July 9, 2014
Gorilla Infants Named in 10th Year of “Kwita Izina” Ceremony
Under the looming peak of Mt. Sabyinyo and a pale blue-gray Rwandan sky, thousands of locals and international travelers alike gathered to celebrate the 10th annual Kwita Izina ceremony on July 1, 2014, and witness the naming of the 18 newest members of the ever-growing population of mountain gorillas in Rwanda’s Volcanoes National Park. The celebration was complete with performances by Rwandan singer Jay Polly and Burundian pop star Kidumu, as well as traditional Rwandan singing and dancing and several guest speakers, including the guest of honor, Rwandan Prime Minister Pierre Habumuremyi.
Amidst the excitement, however, the focus on the gorillas and the meaning of this important day for Rwanda was never lost. And, according to Valentine Rugwabiza, CEO of the Rwanda Development Board, “We have reasons to celebrate!”
For example, some $300 million have been raised over the last 10 years through entry fees to Volcanoes National Park, where the mountain gorillas live. Some 85 percent of these funds came from tourists purchasing permits to visit the gorillas. Rugwabiza also pointed out that 5 percent of the money goes back to communities surrounding the park, resulting in 57 primary schools in 13 districts being built over the years.
She credits the gorillas for this success, saying, “We are aware of their impacts on our tourism, our communities, our future.” She closed to much applause, stating that “gorillas are shy and peaceful. They are Rwandans.” And, thanks to protection from Rwandan park staff and the Dian Fossey Gorilla Fund, their numbers are increasing.

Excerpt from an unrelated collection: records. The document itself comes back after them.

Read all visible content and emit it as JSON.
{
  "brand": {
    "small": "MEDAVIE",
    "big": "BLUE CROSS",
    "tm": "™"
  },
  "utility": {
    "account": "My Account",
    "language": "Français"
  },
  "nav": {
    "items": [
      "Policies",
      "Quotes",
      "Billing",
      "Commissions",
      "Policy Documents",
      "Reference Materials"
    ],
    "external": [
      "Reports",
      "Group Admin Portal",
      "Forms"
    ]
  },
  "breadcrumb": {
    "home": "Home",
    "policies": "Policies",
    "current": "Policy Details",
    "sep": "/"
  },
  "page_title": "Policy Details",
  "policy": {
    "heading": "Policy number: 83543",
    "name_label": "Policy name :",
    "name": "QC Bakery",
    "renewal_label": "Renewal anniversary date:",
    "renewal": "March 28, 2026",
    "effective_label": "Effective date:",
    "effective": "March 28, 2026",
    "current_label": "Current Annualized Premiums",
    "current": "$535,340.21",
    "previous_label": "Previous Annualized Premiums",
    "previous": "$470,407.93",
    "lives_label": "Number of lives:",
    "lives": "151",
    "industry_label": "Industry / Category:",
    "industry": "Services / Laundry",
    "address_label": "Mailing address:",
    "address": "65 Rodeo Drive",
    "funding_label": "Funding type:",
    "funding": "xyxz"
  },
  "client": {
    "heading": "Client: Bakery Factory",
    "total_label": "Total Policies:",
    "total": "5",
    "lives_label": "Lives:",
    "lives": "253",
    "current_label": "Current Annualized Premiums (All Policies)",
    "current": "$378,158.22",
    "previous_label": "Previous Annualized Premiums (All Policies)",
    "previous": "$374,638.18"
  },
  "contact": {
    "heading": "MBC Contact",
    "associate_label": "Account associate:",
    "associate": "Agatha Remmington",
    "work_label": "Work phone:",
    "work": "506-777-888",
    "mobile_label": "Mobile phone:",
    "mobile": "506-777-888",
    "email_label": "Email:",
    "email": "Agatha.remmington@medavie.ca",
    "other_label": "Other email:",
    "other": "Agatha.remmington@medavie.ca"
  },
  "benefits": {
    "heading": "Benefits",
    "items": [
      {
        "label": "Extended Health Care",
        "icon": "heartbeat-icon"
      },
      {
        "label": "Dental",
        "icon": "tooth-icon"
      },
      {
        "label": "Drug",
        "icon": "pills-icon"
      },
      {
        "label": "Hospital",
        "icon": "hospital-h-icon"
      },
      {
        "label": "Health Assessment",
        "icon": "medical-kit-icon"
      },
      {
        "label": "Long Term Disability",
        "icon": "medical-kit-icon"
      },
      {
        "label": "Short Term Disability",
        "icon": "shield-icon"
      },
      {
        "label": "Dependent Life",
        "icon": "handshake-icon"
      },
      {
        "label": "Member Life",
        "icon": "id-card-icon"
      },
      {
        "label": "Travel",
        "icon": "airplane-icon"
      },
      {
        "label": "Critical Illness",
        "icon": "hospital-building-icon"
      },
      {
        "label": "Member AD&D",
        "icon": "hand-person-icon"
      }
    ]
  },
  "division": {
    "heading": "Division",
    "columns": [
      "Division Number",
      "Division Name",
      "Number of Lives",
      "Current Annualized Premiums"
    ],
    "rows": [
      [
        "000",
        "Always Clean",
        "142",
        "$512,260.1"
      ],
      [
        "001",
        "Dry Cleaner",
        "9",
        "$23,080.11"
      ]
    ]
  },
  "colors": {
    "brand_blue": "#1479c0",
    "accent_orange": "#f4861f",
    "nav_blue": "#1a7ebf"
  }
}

Like the trackers who monitor the gorillas every day, rain or shine, it was not difficult to see the ways in which the presence of the Dian Fossey Gorilla Fund was felt throughout the day. At times, this was in the form of heartfelt words of thanks given to the Fossey Fund by several speakers, including Rugwabiza. Photos of the gorilla infants taken by the Fossey Fund’s research assistants were used as official Kwita Izina pictures and the Fossey Fund’s trackers were asked to participate in the events, even pretending to “monitor” children dressed in gorilla costumes during the traditional symbolic procession.
Most significant, however, was that 10 of the 18 infant gorillas named this year were born in gorilla groups that receive daily protection and monitoring by the Fossey Fund. For example, a female gorilla infant in the Ugenda group was named “Nakure,” after the Fossey Fund’s only female tracker. The name also means “grow up” in Kinyarwanda, as everyone wishes this infant will grow up to increase the number of gorillas. She was named by United Nations Ambassador of Sport Tegla Loroupe of Kenya.
François Bigirimana, a popular guide among tourists in Volcanoes National Park, named a female infant from Pablo’s group “Kundurwanda,” which means “love Rwanda,” because gorillas attract visitors to Rwanda and are among the reasons for people to love Rwanda.
Other names given to infants born in the groups monitored by the Fossey Fund included: “Ndengera,” meaning “protect me” and “Kwigira,” meaning “self-resilience.”
Community partners participate
Over the years, Kwita Izina has morphed into more than a one-day event, and the excitement of the festivities can be felt well in advance of the actual gorilla naming ceremony. This was the case this year, and the Fossey Fund was invited to participate in the other activities as well. On Sunday and Monday leading up to Kwita Izina, an Exhibition for Community Partners was held at Musanze’s stadium. Music and announcements from the stadium could be heard from all over, drawing people in. Community partners were asked to furnish a tent that demonstrated to the people of the town of Musanze how their efforts were benefitting conservation efforts as well as the community as a whole. Fossey Fund staff had an opportunity to speak with local children and community members about the importance of mountain gorilla conservation, show them the differences and similarities between a human and gorilla skeleton, and answer any questions people had. It was a time to celebrate the successes of the past year of hard work — complete with performances, singing, dancing, and more!
Ten years ago when all of this was just an idea on paper to encourage community involvement in mountain gorilla conservation, one might not have believed that it would turn into the biggest event held in Rwanda every year, a way to educate thousands of people about the connection between humans and gorillas and the importance of conservation, or to celebrate over 160 gorillas born and millions of dollars raised for Rwanda.
As seems fitting, therefore, one of the infant gorillas this year received a special name: “Birashoboka,” which means, “It is possible.”
Thank you to volunteer Fallon Frappier for submitting this story.
We are grateful to an Anonymous Foundation, The Milton and Tamar Maltz Family Foundation, Oracle, Orange County Community Foundation, Turner Foundation, US Fish & Wildlife Service, and Gorilla Council members, as well as our sponsors, members and donors for their generous support of our protection and monitoring programs both in Rwanda and in Congo. We could not continue our work without the contributions from those who understand the importance of a daily presence in the forest to the survival of gorillas.